Students from the bachelor's programme in Opera, year 1:
Annalouisa Magnusson
Linnea Nordström
Julia Nylander
Sally Sallingboe Jørgensen
Linnea Simon
Sandra Wettergren

University of Gothenburg Symphony Orchestra

First Violins
Joachim Busschere (leader)
Eleni Giovanis (leader)
Merlijn De Coorde
Tatu Järvilehto
Raven Mischke

Socond Violins
Esther Duerinck
Ekin Kuzukiran
Eva Presern
Beatriz Tomás Pereira
Liina Tamminen
Beatriz Manzanilla Saglimbeni

Andrea Oliva Blanco
Taslima Syed Bastin
Bengt Gilbert

Grace Coughlan
János Alexander Madaras
Elisabeth Nilsson
Ronja Schneider
Johanna Tärnrot
Axel Vilborg

Double Basses
David Levy
Petra Johansson

Reetta Hakala
Raquel Olmo Hernandez
Annie Tengstrand

Daniel Huertas Pavón
Laura Ribes Franco

Stefano Bianchetti
Francesca Salvestri

Francesco Storari
Samer Massaad

Joel Jaakkola
Weronika Pietrzak

Tadej Vujanic
Esten Sløgedal Sørhus
Frida Lygner
Albert Asp

Emilie Liknes
Ludvig Forslund

Simon Segura Arriola
David Westerbrand
Lydia Johansson
Andrea Radi
Torstein Åvar Sollien

Malin Kjellgren

Hansel (Anne Birgitte Bouwhuis Røkke) and Sand/Taumännchen (Stephania Parlantza)
Hansel (Anne Birgitte Bouwhuis Røkke) and Sand/Taumännchen (Stephania Parlantza)
Photo: Johan Wingborg


Set and costume design Leif Persson
Lighting design and projections Peter Wikström
Mask and wig design Lars Carlsson

Set design Mikael Eriksson, Leif Persson, Peter Holmgren
Costume studio Ina Nyholm, Jenny Beckman, Amanda Siljebratt
Orchestra producer David Glänneskog/David Westerbrand
Rehearsal coach Maria Ingemarsson Berg
Producer Hanne Wirde
Communication Tobias Egle
Programme Supervisor Opera Education Monica Danielson
Head of the Performing Arts Unit Catharina Bergil
Head of Classical Music Unit Anders Köllerström

Photo: Johan Wingborg

A few words from the director.

Growing up is the greatest adventure of our lives. ...but we don't know that until much later.

This is in fact what most fairytales are about.
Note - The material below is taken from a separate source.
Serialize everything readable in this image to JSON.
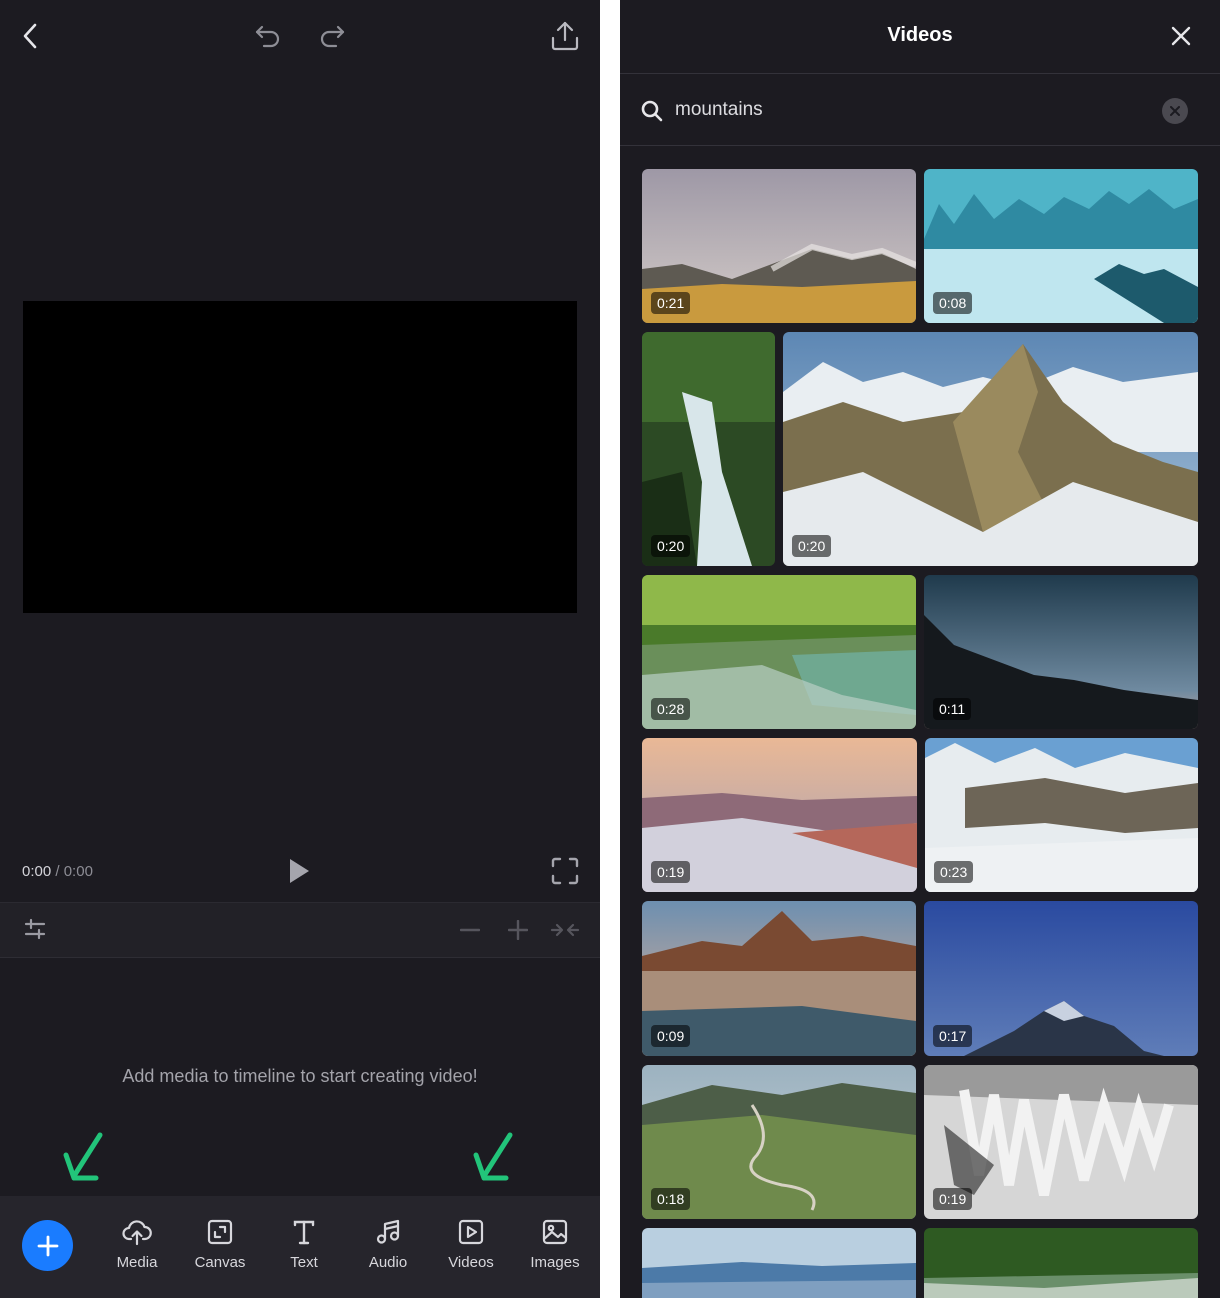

Getting lost in order to find ourselves. Which we do of course by fighting dragons and witches in order to win the prince, princess or first price. After having survived childhood, we find ourselves better or worse equipped with the characteristics that guide us in the fatal choices we make, that will eventually form our destinies. The ancient question of "How much are we determined by heritage or environment?" leaves out the most interesting factor. Namely: what is uniquely our own, the potential we are born with. Some call it “The Acorn Theory”.

The impressions we have as children, while still discovering what it means to be alive, are deeply rooted in us. They will become our encyclopedia of references and associations. The first rainy day, will forever represent rainy days.

We may not have the privilege to choose which part we play in our own lives at the outset, but it is never too late to remedy any wrong casting that may have been done along the way. Or as T. S. Eliot so eloquently said: "We shall not cease from exploration, and the end of all our exploring will be to arrive where we started and know the place for the first time."

Mira Bartov, director and Leif Persson, scenography/costume
Mira Bartov, director and Leif Persson, scenography/costume
Photo: Johan Wingborg
Photo: Johan Wingborg
Photo: Johan Wingborg
Photo: Johan Wingborg
Photo: Johan Wingborg